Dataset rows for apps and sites

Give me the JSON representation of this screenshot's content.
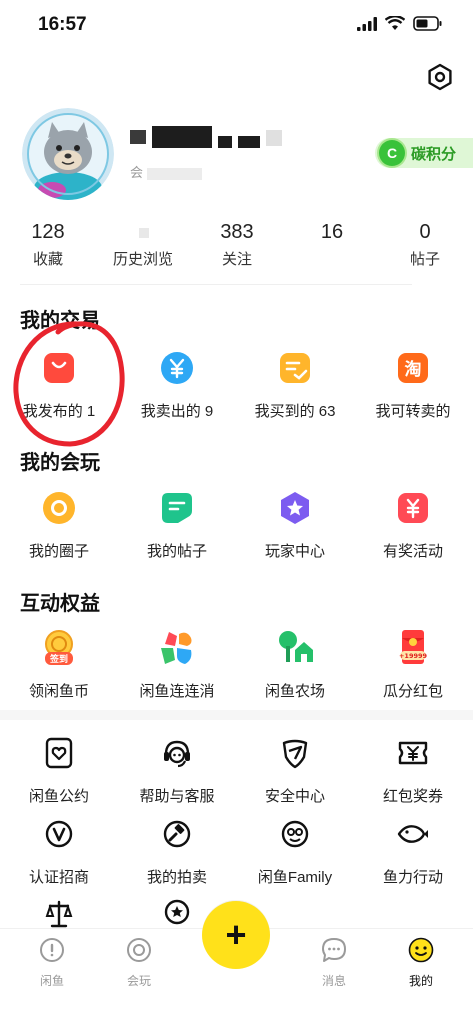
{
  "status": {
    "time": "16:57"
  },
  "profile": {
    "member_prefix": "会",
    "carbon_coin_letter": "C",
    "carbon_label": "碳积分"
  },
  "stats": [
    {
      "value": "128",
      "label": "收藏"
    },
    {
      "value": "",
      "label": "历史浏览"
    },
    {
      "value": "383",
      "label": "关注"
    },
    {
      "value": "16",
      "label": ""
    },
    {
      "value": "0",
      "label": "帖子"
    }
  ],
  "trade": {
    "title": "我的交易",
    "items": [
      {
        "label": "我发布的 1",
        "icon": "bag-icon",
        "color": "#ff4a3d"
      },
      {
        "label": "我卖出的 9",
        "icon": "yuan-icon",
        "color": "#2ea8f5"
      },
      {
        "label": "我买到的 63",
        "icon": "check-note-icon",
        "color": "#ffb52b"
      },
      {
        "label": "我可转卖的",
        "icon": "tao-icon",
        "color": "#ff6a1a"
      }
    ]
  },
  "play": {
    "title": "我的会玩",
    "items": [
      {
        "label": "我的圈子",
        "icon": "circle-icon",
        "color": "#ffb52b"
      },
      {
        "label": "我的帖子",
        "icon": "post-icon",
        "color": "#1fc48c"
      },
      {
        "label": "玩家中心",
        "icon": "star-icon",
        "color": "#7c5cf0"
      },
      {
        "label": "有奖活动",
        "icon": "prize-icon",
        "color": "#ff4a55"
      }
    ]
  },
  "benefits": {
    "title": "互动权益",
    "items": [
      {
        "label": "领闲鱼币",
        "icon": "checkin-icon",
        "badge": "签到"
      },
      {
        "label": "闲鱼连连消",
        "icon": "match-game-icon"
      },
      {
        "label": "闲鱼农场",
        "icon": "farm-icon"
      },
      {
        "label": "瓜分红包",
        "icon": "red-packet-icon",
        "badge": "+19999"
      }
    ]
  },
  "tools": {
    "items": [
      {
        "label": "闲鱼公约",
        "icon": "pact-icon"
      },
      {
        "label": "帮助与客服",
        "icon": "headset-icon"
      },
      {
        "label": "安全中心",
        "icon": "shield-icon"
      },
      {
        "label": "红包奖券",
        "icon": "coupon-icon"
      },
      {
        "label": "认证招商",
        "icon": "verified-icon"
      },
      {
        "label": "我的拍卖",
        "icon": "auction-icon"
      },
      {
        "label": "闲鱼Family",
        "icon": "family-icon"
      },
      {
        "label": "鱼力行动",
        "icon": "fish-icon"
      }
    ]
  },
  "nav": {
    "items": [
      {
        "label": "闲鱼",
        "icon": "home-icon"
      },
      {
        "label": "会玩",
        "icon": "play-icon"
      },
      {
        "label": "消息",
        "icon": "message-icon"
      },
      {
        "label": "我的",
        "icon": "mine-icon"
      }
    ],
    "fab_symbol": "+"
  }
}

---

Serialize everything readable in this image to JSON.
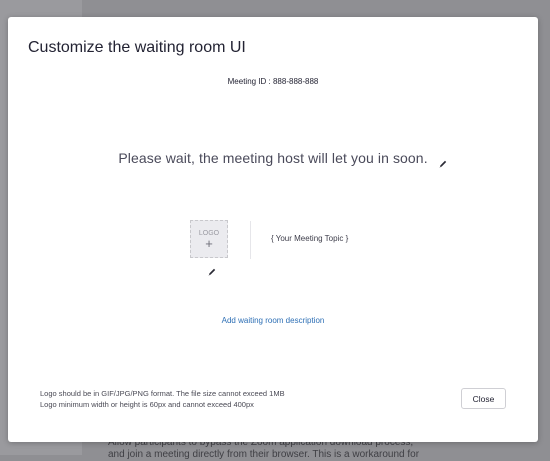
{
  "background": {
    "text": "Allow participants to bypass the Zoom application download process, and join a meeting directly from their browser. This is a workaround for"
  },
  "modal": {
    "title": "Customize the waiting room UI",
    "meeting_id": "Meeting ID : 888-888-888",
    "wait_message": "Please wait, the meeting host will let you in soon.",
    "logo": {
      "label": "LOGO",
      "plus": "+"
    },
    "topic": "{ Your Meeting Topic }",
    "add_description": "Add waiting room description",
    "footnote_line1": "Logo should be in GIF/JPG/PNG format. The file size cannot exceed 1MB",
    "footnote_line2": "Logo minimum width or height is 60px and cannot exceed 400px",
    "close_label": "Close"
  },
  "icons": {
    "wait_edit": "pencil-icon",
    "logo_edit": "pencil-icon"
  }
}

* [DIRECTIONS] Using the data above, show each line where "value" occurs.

* [COMPLETED EXERCISE]
      "value": "128",
      "value": "",
      "value": "383",
      "value": "16",
      "value": "0",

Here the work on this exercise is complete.